(INSTRUCTIONS FOR THE TASK): Copy each line from the records below in which the word "value" is found.

(Dataset rows for apps and sites)
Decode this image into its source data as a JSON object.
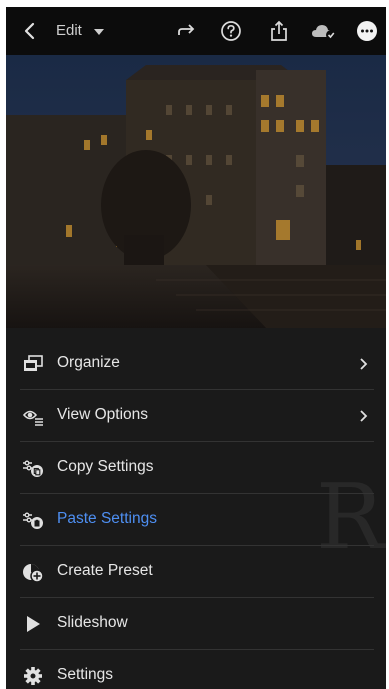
{
  "topbar": {
    "edit_label": "Edit",
    "icons": [
      "back-icon",
      "caret-down-icon",
      "redo-icon",
      "help-icon",
      "share-icon",
      "cloud-sync-icon",
      "more-icon"
    ]
  },
  "menu": {
    "items": [
      {
        "label": "Organize",
        "icon": "organize-icon",
        "chevron": true,
        "active": false
      },
      {
        "label": "View Options",
        "icon": "view-options-icon",
        "chevron": true,
        "active": false
      },
      {
        "label": "Copy Settings",
        "icon": "copy-settings-icon",
        "chevron": false,
        "active": false
      },
      {
        "label": "Paste Settings",
        "icon": "paste-settings-icon",
        "chevron": false,
        "active": true
      },
      {
        "label": "Create Preset",
        "icon": "create-preset-icon",
        "chevron": false,
        "active": false
      },
      {
        "label": "Slideshow",
        "icon": "play-icon",
        "chevron": false,
        "active": false
      },
      {
        "label": "Settings",
        "icon": "gear-icon",
        "chevron": false,
        "active": false
      }
    ]
  },
  "colors": {
    "accent": "#4e8ff2",
    "menu_bg": "#1a1a1a",
    "topbar_bg": "#0c0c0c"
  }
}
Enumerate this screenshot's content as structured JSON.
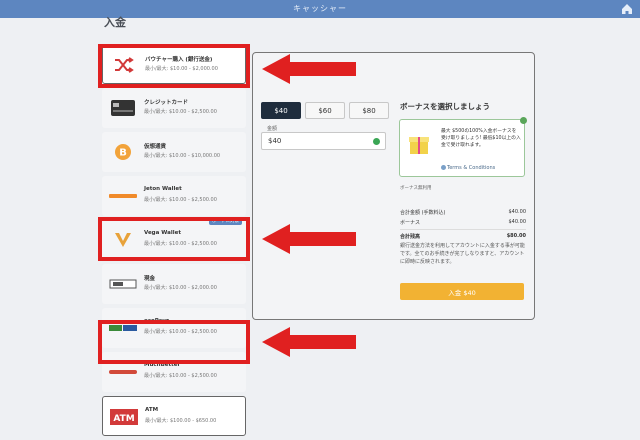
{
  "header": {
    "title": "キャッシャー",
    "page_heading_fragment": "入金"
  },
  "methods": [
    {
      "name": "バウチャー購入 (銀行送金)",
      "range": "最小/最大: $10.00 - $2,000.00",
      "logo": "shuffle-icon"
    },
    {
      "name": "クレジットカード",
      "range": "最小/最大: $10.00 - $2,500.00",
      "logo": "credit-card-icon"
    },
    {
      "name": "仮想通貨",
      "range": "最小/最大: $10.00 - $10,000.00",
      "logo": "bitcoin-icon"
    },
    {
      "name": "Jeton Wallet",
      "range": "最小/最大: $10.00 - $2,500.00",
      "logo": "jeton-icon"
    },
    {
      "name": "Vega Wallet",
      "range": "最小/最大: $10.00 - $2,500.00",
      "logo": "vega-icon",
      "badge": "ボーナス対象"
    },
    {
      "name": "現金",
      "range": "最小/最大: $10.00 - $2,000.00",
      "logo": "cash-icon"
    },
    {
      "name": "ecoPayz",
      "range": "最小/最大: $10.00 - $2,500.00",
      "logo": "ecopayz-icon"
    },
    {
      "name": "MuchBetter",
      "range": "最小/最大: $10.00 - $2,500.00",
      "logo": "muchbetter-icon"
    },
    {
      "name": "ATM",
      "range": "最小/最大: $100.00 - $650.00",
      "logo": "atm-icon"
    }
  ],
  "amounts": [
    "$40",
    "$60",
    "$80"
  ],
  "amount_field": {
    "label": "金額",
    "value": "$40"
  },
  "bonus": {
    "title": "ボーナスを選択しましょう",
    "text": "最大 $500の100%入金ボーナスを受け取りましょう! 最低$10以上の入金で受け取れます。",
    "terms": "Terms & Conditions",
    "no_bonus": "ボーナス無利用"
  },
  "summary": {
    "rows": [
      {
        "label": "合計金額 (手数料込)",
        "value": "$40.00"
      },
      {
        "label": "ボーナス",
        "value": "$40.00"
      },
      {
        "label": "合計残高",
        "value": "$80.00"
      }
    ]
  },
  "note": "銀行送金方法を利用してアカウントに入金する事が可能です。全てのお手続きが完了しなりますと、アカウントに即時に反映されます。",
  "deposit_button": "入金 $40",
  "colors": {
    "topbar": "#5d86c0",
    "highlight": "#e02020",
    "button": "#f2b233"
  }
}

(WRITTEN ANSWER):
    "value": "$40"
        "value": "$40.00"
        "value": "$40.00"
        "value": "$80.00"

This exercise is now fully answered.